- Apple will pause selling models of the Apple Watch in the U.S. that have blood oxygen monitoring functions, beginning this week, the company told the website 9to5Mac.
- The move comes nearly two months after the U.S. International Trade Commission (USITC) ordered Apple to stop importing and selling its watches with the pulse oximetry feature in response to a patent infringement complaint brought by patient monitoring company Masimo.
- Apple, in a statement carried by 9to5Mac, said that it was “preemptively” taking steps to comply with the USITC ruling while it awaits the outcome of a presidential review of the order. The time period for President Joe Biden to review the decision is set to expire on Dec. 25.
Masimo, which sells a competing medical watch, accused the tech giant of stealing its trade secrets and incorporating its patented technology for measuring blood oxygen saturation into some Apple Watch models.
The company filed a complaint with the USITC, which ultimately agreed, after an investigation that began in August 2021. The commission issued a final determination in October that becomes effective following a 60-day presidential review period, if the Biden administration does not veto the ruling.

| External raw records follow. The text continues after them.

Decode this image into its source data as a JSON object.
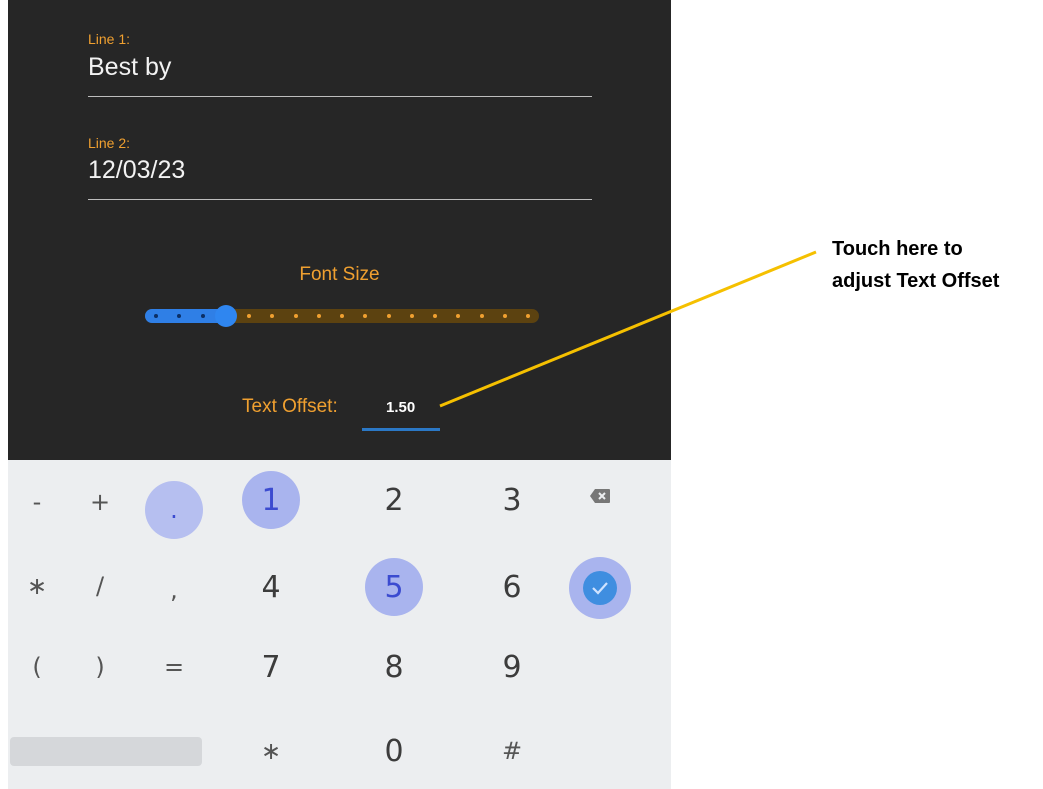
{
  "form": {
    "line1_label": "Line 1:",
    "line1_value": "Best by",
    "line2_label": "Line 2:",
    "line2_value": "12/03/23",
    "font_size_label": "Font Size",
    "font_size_slider": {
      "ticks": 17,
      "selected_index": 3
    },
    "text_offset_label": "Text Offset:",
    "text_offset_value": "1.50"
  },
  "keyboard": {
    "rows": [
      [
        "-",
        "+",
        ".",
        "1",
        "2",
        "3",
        "backspace"
      ],
      [
        "∗",
        "/",
        ",",
        "4",
        "5",
        "6",
        "done"
      ],
      [
        "(",
        ")",
        "=",
        "7",
        "8",
        "9"
      ],
      [
        "space",
        "∗",
        "0",
        "#"
      ]
    ],
    "highlighted": [
      ".",
      "1",
      "5",
      "done"
    ],
    "icons": {
      "backspace": "backspace-icon",
      "done": "check-icon"
    }
  },
  "callout": {
    "text": "Touch here to\nadjust Text Offset",
    "color": "#f5c000"
  },
  "colors": {
    "form_bg": "#262626",
    "accent_orange": "#f0a030",
    "slider_blue": "#2f86f0",
    "keyboard_bg": "#eceef0",
    "key_highlight": "#a9b4ee"
  }
}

"After a thorough multi-year legal investigation, the ITC found that Apple infringed certain of Masimo's patented innovations for measuring blood oxygen,” a Masimo spokesperson said in an emailed statement to MedTech Dive. “The ITC’s expert judgment in this matter should be respected, protecting intellectual property rights and maintaining public trust in the United States' patent system and encouraging US industry."
BTIG analyst Marie Thibault said the most likely outcome is that the administration takes no action to prevent the trade commission’s exclusion order from going into effect.
“If the review period ends without any presidential action, then the orders would go into effect immediately. We think there remains potential for [Masimo] to secure settlements, royalty payments, or other monetary-based agreements,” Thibault wrote in a note to clients.
Apple, in its statement to 9to5Mac, said it “strongly disagrees with the order” and is pursuing a range of legal and technical options to ensure that the Apple Watch is available to customers. “Should the order stand, Apple will continue to take all measures to return Apple Watch Series 9 and Apple Watch Ultra 2 to customers in the U.S. as soon as possible,” the company was quoted as saying.
The models affected are the Apple Watch Series 9 and Apple Watch Ultra 2. The watches will no longer be available to order from Apple’s website in the U.S. after 3 p.m. ET on Dec. 21, and inventory will no longer be available at Apple retail locations after Dec. 24, the article said.
The Apple Watch SE, which does not include the blood oxygen sensor, remains available for sale.
Masimo CEO Joe Kiani, on an earnings call last month, hailed the trade commission’s decision as a “landmark” victory and said the company will either gain a monopoly in the market or reach a settlement with Apple.
The two companies have also sued each other in federal court. A lawsuit brought by Masimo in California federal court ended in a mistrial in May, while Apple has sued Masimo for patent infringement in Delaware.